First, sorry for those pedants out there (myself included) – I couldn’t work out how to insert an accent over the “e” in cliche.
Now, for Darjeeling. I have probably seen more non-Indians here than everywhere else I’ve been combined. It’s tourist central – and not just people from overseas, but many Indian middle-class people make the trek up here. And who could blame them? A cliche is a cliche because it’s so compelling. The town is a cluster of homes, shacks, shops and hotels around a steep ridge, around 2000 metres above sea level.
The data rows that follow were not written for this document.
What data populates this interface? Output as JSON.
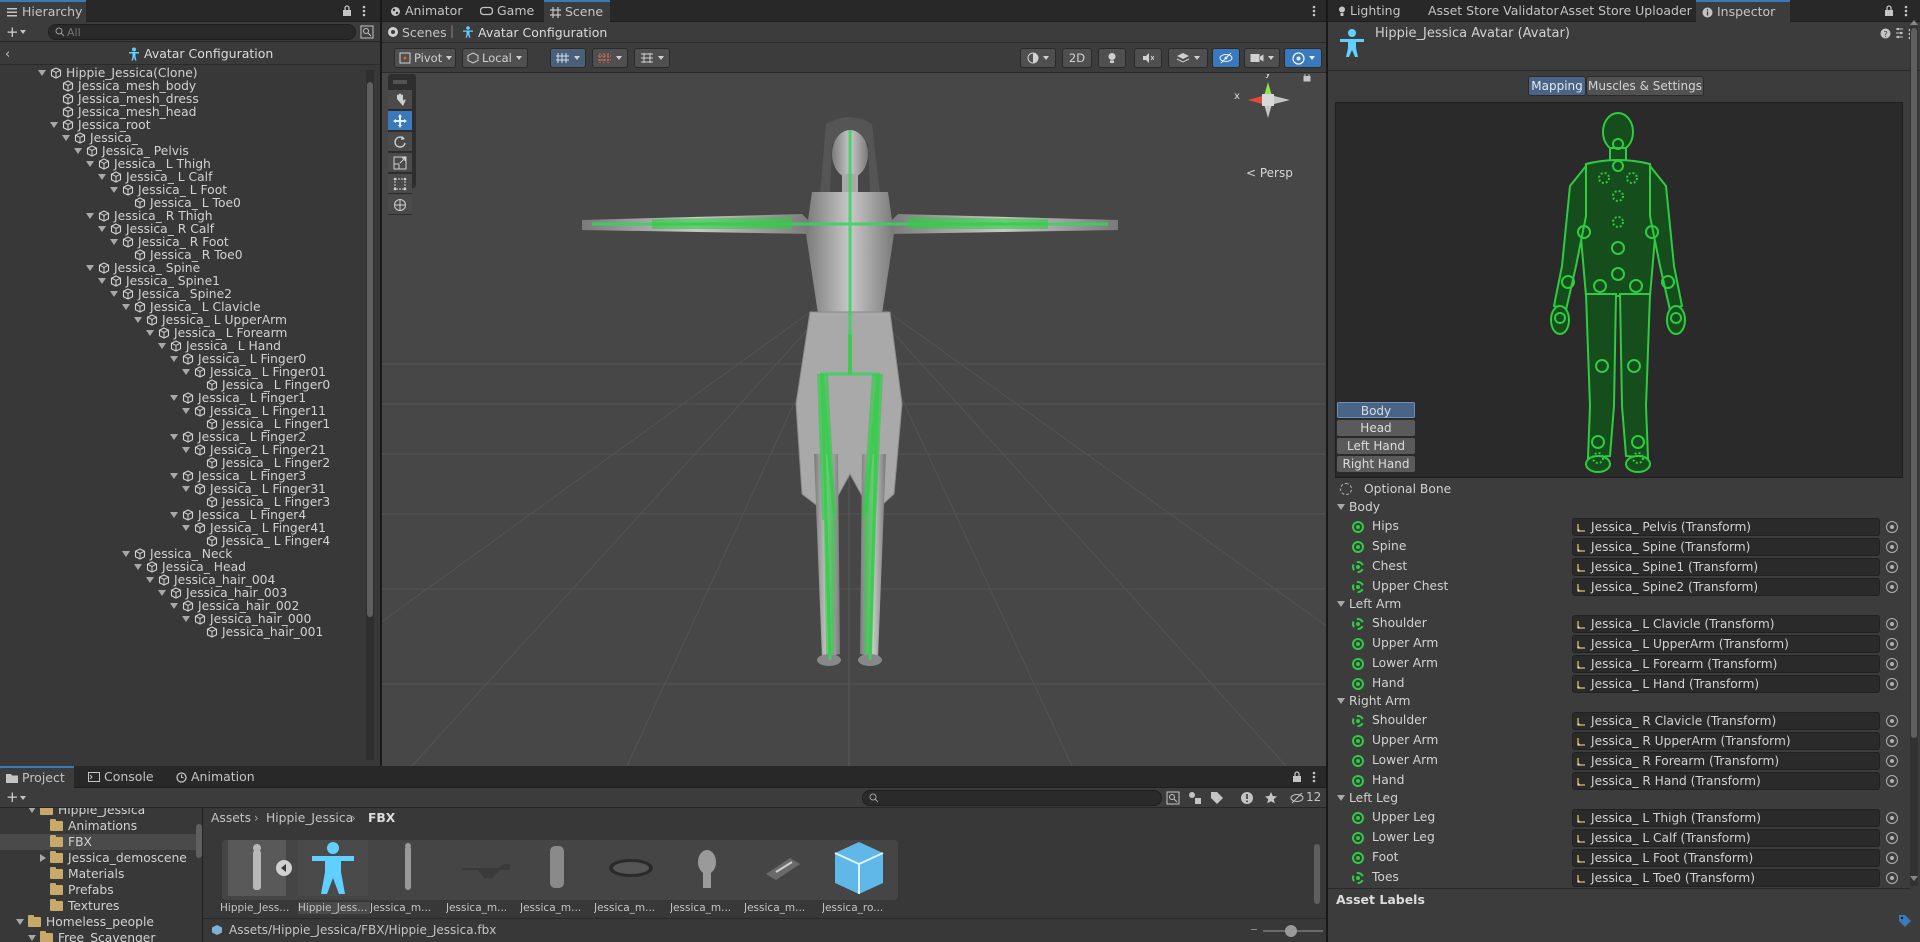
{
  "hierarchy": {
    "tab": "Hierarchy",
    "search_placeholder": "All",
    "header": "Avatar Configuration",
    "rows": [
      {
        "label": "Hippie_Jessica(Clone)",
        "depth": 0,
        "fold": "open"
      },
      {
        "label": "Jessica_mesh_body",
        "depth": 1,
        "fold": "none"
      },
      {
        "label": "Jessica_mesh_dress",
        "depth": 1,
        "fold": "none"
      },
      {
        "label": "Jessica_mesh_head",
        "depth": 1,
        "fold": "none"
      },
      {
        "label": "Jessica_root",
        "depth": 1,
        "fold": "open"
      },
      {
        "label": "Jessica_",
        "depth": 2,
        "fold": "open"
      },
      {
        "label": "Jessica_ Pelvis",
        "depth": 3,
        "fold": "open"
      },
      {
        "label": "Jessica_ L Thigh",
        "depth": 4,
        "fold": "open"
      },
      {
        "label": "Jessica_ L Calf",
        "depth": 5,
        "fold": "open"
      },
      {
        "label": "Jessica_ L Foot",
        "depth": 6,
        "fold": "open"
      },
      {
        "label": "Jessica_ L Toe0",
        "depth": 7,
        "fold": "none"
      },
      {
        "label": "Jessica_ R Thigh",
        "depth": 4,
        "fold": "open"
      },
      {
        "label": "Jessica_ R Calf",
        "depth": 5,
        "fold": "open"
      },
      {
        "label": "Jessica_ R Foot",
        "depth": 6,
        "fold": "open"
      },
      {
        "label": "Jessica_ R Toe0",
        "depth": 7,
        "fold": "none"
      },
      {
        "label": "Jessica_ Spine",
        "depth": 4,
        "fold": "open"
      },
      {
        "label": "Jessica_ Spine1",
        "depth": 5,
        "fold": "open"
      },
      {
        "label": "Jessica_ Spine2",
        "depth": 6,
        "fold": "open"
      },
      {
        "label": "Jessica_ L Clavicle",
        "depth": 7,
        "fold": "open"
      },
      {
        "label": "Jessica_ L UpperArm",
        "depth": 8,
        "fold": "open"
      },
      {
        "label": "Jessica_ L Forearm",
        "depth": 9,
        "fold": "open"
      },
      {
        "label": "Jessica_ L Hand",
        "depth": 10,
        "fold": "open"
      },
      {
        "label": "Jessica_ L Finger0",
        "depth": 11,
        "fold": "open"
      },
      {
        "label": "Jessica_ L Finger01",
        "depth": 12,
        "fold": "open"
      },
      {
        "label": "Jessica_ L Finger0",
        "depth": 13,
        "fold": "none"
      },
      {
        "label": "Jessica_ L Finger1",
        "depth": 11,
        "fold": "open"
      },
      {
        "label": "Jessica_ L Finger11",
        "depth": 12,
        "fold": "open"
      },
      {
        "label": "Jessica_ L Finger1",
        "depth": 13,
        "fold": "none"
      },
      {
        "label": "Jessica_ L Finger2",
        "depth": 11,
        "fold": "open"
      },
      {
        "label": "Jessica_ L Finger21",
        "depth": 12,
        "fold": "open"
      },
      {
        "label": "Jessica_ L Finger2",
        "depth": 13,
        "fold": "none"
      },
      {
        "label": "Jessica_ L Finger3",
        "depth": 11,
        "fold": "open"
      },
      {
        "label": "Jessica_ L Finger31",
        "depth": 12,
        "fold": "open"
      },
      {
        "label": "Jessica_ L Finger3",
        "depth": 13,
        "fold": "none"
      },
      {
        "label": "Jessica_ L Finger4",
        "depth": 11,
        "fold": "open"
      },
      {
        "label": "Jessica_ L Finger41",
        "depth": 12,
        "fold": "open"
      },
      {
        "label": "Jessica_ L Finger4",
        "depth": 13,
        "fold": "none"
      },
      {
        "label": "Jessica_ Neck",
        "depth": 7,
        "fold": "open"
      },
      {
        "label": "Jessica_ Head",
        "depth": 8,
        "fold": "open"
      },
      {
        "label": "Jessica_hair_004",
        "depth": 9,
        "fold": "open"
      },
      {
        "label": "Jessica_hair_003",
        "depth": 10,
        "fold": "open"
      },
      {
        "label": "Jessica_hair_002",
        "depth": 11,
        "fold": "open"
      },
      {
        "label": "Jessica_hair_000",
        "depth": 12,
        "fold": "open"
      },
      {
        "label": "Jessica_hair_001",
        "depth": 13,
        "fold": "none"
      }
    ]
  },
  "scene_tabs": {
    "animator": "Animator",
    "game": "Game",
    "scene": "Scene"
  },
  "breadcrumb": {
    "scenes": "Scenes",
    "current": "Avatar Configuration"
  },
  "scene_toolbar": {
    "pivot": "Pivot",
    "local": "Local",
    "mode_2d": "2D",
    "persp": "< Persp",
    "gizmo_x": "x",
    "gizmo_y": "y"
  },
  "inspector_tabs": {
    "lighting": "Lighting",
    "validator": "Asset Store Validator",
    "uploader": "Asset Store Uploader",
    "inspector": "Inspector"
  },
  "inspector": {
    "title": "Hippie_Jessica Avatar (Avatar)",
    "mapping": "Mapping",
    "muscles": "Muscles & Settings",
    "body_buttons": [
      "Body",
      "Head",
      "Left Hand",
      "Right Hand"
    ],
    "optional_bone": "Optional Bone",
    "sections": [
      {
        "name": "Body",
        "bones": [
          {
            "label": "Hips",
            "value": "Jessica_ Pelvis (Transform)",
            "optional": false
          },
          {
            "label": "Spine",
            "value": "Jessica_ Spine (Transform)",
            "optional": false
          },
          {
            "label": "Chest",
            "value": "Jessica_ Spine1 (Transform)",
            "optional": true
          },
          {
            "label": "Upper Chest",
            "value": "Jessica_ Spine2 (Transform)",
            "optional": true
          }
        ]
      },
      {
        "name": "Left Arm",
        "bones": [
          {
            "label": "Shoulder",
            "value": "Jessica_ L Clavicle (Transform)",
            "optional": true
          },
          {
            "label": "Upper Arm",
            "value": "Jessica_ L UpperArm (Transform)",
            "optional": false
          },
          {
            "label": "Lower Arm",
            "value": "Jessica_ L Forearm (Transform)",
            "optional": false
          },
          {
            "label": "Hand",
            "value": "Jessica_ L Hand (Transform)",
            "optional": false
          }
        ]
      },
      {
        "name": "Right Arm",
        "bones": [
          {
            "label": "Shoulder",
            "value": "Jessica_ R Clavicle (Transform)",
            "optional": true
          },
          {
            "label": "Upper Arm",
            "value": "Jessica_ R UpperArm (Transform)",
            "optional": false
          },
          {
            "label": "Lower Arm",
            "value": "Jessica_ R Forearm (Transform)",
            "optional": false
          },
          {
            "label": "Hand",
            "value": "Jessica_ R Hand (Transform)",
            "optional": false
          }
        ]
      },
      {
        "name": "Left Leg",
        "bones": [
          {
            "label": "Upper Leg",
            "value": "Jessica_ L Thigh (Transform)",
            "optional": false
          },
          {
            "label": "Lower Leg",
            "value": "Jessica_ L Calf (Transform)",
            "optional": false
          },
          {
            "label": "Foot",
            "value": "Jessica_ L Foot (Transform)",
            "optional": false
          },
          {
            "label": "Toes",
            "value": "Jessica_ L Toe0 (Transform)",
            "optional": true
          }
        ]
      }
    ],
    "asset_labels": "Asset Labels"
  },
  "project": {
    "tabs": {
      "project": "Project",
      "console": "Console",
      "animation": "Animation"
    },
    "hidden_count": "12",
    "tree": [
      {
        "label": "Hippie_Jessica",
        "depth": 1,
        "fold": "open",
        "selected": false
      },
      {
        "label": "Animations",
        "depth": 2,
        "fold": "none",
        "selected": false
      },
      {
        "label": "FBX",
        "depth": 2,
        "fold": "none",
        "selected": true
      },
      {
        "label": "Jessica_demoscene",
        "depth": 2,
        "fold": "closed",
        "selected": false
      },
      {
        "label": "Materials",
        "depth": 2,
        "fold": "none",
        "selected": false
      },
      {
        "label": "Prefabs",
        "depth": 2,
        "fold": "none",
        "selected": false
      },
      {
        "label": "Textures",
        "depth": 2,
        "fold": "none",
        "selected": false
      },
      {
        "label": "Homeless_people",
        "depth": 0,
        "fold": "open",
        "selected": false
      },
      {
        "label": "Free_Scavenger",
        "depth": 1,
        "fold": "open",
        "selected": false
      }
    ],
    "path": [
      "Assets",
      "Hippie_Jessica",
      "FBX"
    ],
    "assets": [
      {
        "label": "Hippie_Jess...",
        "icon": "model-thumbnail-icon"
      },
      {
        "label": "Hippie_Jess...",
        "icon": "avatar-icon"
      },
      {
        "label": "Jessica_m...",
        "icon": "mesh-thumbnail-icon"
      },
      {
        "label": "Jessica_m...",
        "icon": "mesh-thumbnail-icon"
      },
      {
        "label": "Jessica_m...",
        "icon": "mesh-thumbnail-icon"
      },
      {
        "label": "Jessica_m...",
        "icon": "mesh-thumbnail-icon"
      },
      {
        "label": "Jessica_m...",
        "icon": "mesh-thumbnail-icon"
      },
      {
        "label": "Jessica_m...",
        "icon": "mesh-thumbnail-icon"
      },
      {
        "label": "Jessica_ro...",
        "icon": "prefab-icon"
      }
    ],
    "status_path": "Assets/Hippie_Jessica/FBX/Hippie_Jessica.fbx"
  },
  "colors": {
    "accent_blue": "#3a79bb",
    "bone_green": "#2ecc40",
    "panel_bg": "#383838",
    "scene_bg": "#474747"
  }
}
Many centuries ago, it was home to the Buddhist kings, then to the Gurkhas, and in the 19th century a few pasty white people decided they really liked tea (and the strategic and scenic location), so Darjeeling became firmly entrenched as the archetypal hill station of the British Raj.
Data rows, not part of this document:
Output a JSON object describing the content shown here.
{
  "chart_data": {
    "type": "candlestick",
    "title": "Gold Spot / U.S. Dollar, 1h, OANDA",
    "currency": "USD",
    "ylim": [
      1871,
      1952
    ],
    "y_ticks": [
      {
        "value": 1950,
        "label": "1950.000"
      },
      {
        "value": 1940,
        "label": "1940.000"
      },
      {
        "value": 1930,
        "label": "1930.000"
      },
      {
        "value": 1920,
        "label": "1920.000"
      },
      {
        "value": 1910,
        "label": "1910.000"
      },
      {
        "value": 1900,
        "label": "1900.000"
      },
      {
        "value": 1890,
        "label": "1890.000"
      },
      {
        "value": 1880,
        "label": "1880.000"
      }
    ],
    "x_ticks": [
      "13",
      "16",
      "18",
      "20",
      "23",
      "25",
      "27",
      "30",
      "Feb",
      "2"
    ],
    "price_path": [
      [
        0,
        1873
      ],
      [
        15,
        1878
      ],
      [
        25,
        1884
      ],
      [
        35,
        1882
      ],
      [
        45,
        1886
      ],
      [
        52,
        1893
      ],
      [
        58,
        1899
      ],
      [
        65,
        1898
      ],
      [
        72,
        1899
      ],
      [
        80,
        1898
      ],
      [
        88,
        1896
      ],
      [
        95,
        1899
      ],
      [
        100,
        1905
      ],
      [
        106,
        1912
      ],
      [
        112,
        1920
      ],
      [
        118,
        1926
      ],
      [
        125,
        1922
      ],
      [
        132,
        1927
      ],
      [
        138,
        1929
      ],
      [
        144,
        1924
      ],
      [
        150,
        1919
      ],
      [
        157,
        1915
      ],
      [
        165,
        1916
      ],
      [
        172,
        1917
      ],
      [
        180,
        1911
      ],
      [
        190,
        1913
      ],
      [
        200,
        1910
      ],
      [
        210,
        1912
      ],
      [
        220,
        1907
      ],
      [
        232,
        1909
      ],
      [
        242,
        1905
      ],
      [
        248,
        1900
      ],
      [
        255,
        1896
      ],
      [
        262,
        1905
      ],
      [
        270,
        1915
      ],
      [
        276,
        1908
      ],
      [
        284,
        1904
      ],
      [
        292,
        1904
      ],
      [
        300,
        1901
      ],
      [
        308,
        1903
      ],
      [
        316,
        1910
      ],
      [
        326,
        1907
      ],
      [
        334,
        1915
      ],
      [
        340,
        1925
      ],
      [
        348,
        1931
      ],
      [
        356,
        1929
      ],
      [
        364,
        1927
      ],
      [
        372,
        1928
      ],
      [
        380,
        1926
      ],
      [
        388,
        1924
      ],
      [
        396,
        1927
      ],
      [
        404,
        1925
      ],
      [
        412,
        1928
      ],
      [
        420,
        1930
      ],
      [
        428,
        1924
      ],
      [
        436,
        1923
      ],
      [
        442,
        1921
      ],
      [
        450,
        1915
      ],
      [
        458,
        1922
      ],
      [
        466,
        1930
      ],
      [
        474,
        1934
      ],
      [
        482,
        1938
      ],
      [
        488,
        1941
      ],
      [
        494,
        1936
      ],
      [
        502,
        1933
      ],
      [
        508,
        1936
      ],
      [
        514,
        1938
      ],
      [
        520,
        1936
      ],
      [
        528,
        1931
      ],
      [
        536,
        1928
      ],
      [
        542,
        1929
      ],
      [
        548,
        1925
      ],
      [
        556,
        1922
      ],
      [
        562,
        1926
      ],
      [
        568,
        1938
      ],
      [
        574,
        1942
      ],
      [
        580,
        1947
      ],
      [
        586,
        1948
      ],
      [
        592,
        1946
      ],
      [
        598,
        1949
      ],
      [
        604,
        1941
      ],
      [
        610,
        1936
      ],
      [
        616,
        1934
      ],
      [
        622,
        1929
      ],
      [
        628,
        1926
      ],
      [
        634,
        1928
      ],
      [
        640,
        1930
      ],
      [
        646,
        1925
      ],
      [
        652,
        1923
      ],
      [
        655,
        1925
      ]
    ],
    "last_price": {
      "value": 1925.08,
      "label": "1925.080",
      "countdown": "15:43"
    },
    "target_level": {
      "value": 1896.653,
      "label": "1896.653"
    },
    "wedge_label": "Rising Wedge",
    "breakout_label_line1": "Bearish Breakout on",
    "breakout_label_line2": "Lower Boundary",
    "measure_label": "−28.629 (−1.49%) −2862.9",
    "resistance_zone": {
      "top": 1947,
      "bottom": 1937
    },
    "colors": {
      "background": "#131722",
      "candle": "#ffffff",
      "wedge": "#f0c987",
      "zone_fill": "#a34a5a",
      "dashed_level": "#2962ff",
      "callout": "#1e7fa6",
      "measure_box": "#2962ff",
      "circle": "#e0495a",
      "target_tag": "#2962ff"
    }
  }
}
I stayed at Andy’s. Of course I did. It’s actually run by Andy’s very fatherly dad Genesis. Andy moved from India to marry an Australian woman, in Melbourne, would you believe! So, I was meant to stay here (who knows, maybe I’ll move to India with Rachael ;)….)! From the rooftop viewing platform at Andy’s, on a clear day (and they all were, while I was there), you can see the Himalayas, including the breathtaking sight of Khangchendonga, the 3rd highest mountain in the world. I got up at 5.30am to watch the sun slowly illuminate the peaks, pink-orange sunrise wash to the right, soft wisps of mist rolling across the foothills. Cameras can’t capture it, but of course we all try.
I met some interesting people here, too, the happy compensation for Darjeeling being such a tourist mecca. I could feel the bunched up words itching to get out of me – finally some conversation! So, just in case you’re reading this, “Hi!” to Phil the Brit who drinks the local water, Andres (best of luck extending your stay here – your thesis will be much richer and so will you!!), and Kasja!
One of my highlights of Darjeeling was definitely the Tibetan Refugee Self-Help Centre, a few k’s from the centre of town. It was founded in 1959, the year the Dalai Lama fled Tibet for India, by a handful of refugees. It’s expanded hugely now, and includes a school, medical clinic, and a variety of workshops, which feed the shop, selling carpets, shawls, jewellery, etc. A beautiful place. For the first time since I’ve been here, I decided to turn the line of prayer wheels, walk around them… I can’t describe it really (yes, I’m a writer, I should be able to, but…). While I’m still an outsider to so much of the acrued traditions and rites of Buddhism, there’s a kind of resonance in this place – deeply human and open. And politically aware (unavoidable really) – the centre includes a moving photographic exhibition and a printing press which was used in the early days for a Tibetan newspaper.
The other highlight was Observatory Hill. Another well-trodden path, but for a reason. A monk named Dorje originally lived here (hence, Darjeeling…), and the site is sacred to both Buddhists and Hindus. I’m not sure of the whole story (it’s a blog, dammit, I can be slack with my research, I’ll read up later…), but somehow they’ve managed to have a joint temple – you enter the front gate and to your left is a monk, to your right a Hindu priest, sitting side by side. The hill is covered in prayer flags, swimming in incense, and has many small shrines, including one inside a cave which is both a little eerie and deeply moving. Since one of the Hindu gods worshipped here is Hanuman, the monkey god (to grosslyl simplify…), the hill is also home to a large number of marauding monkeys (who are very happy to eat offerings presented at shrines!). I was a little nervous, but they’re more focussed on fighting each other than hassling humans, though I’m told they’re keen on stealing….!
I’ll leave it at that for now. Darjeeling’s pretty amazing, and I’m wondering why I left after only four days. I guess I just have perennially itchy feet at the moment. My current challenge is to try to direct my meagre rupees to businesses other than those listed in the Lonely Planet. Don’t get me wrong, I’ve had some fantastic meals in restaurants that the guidebook-bible lists, it’s just that I know that such listings almost guarantees success – there are other amazing places, and to try to find them is part of the adventure. Oh, but now I’m starting to talk about Kurseong…. which is my next post (plus a rave about the Toy Train!).
Miss you all (apart from those reading this who I don’t know, but maybe I’d miss you too if I knew you…).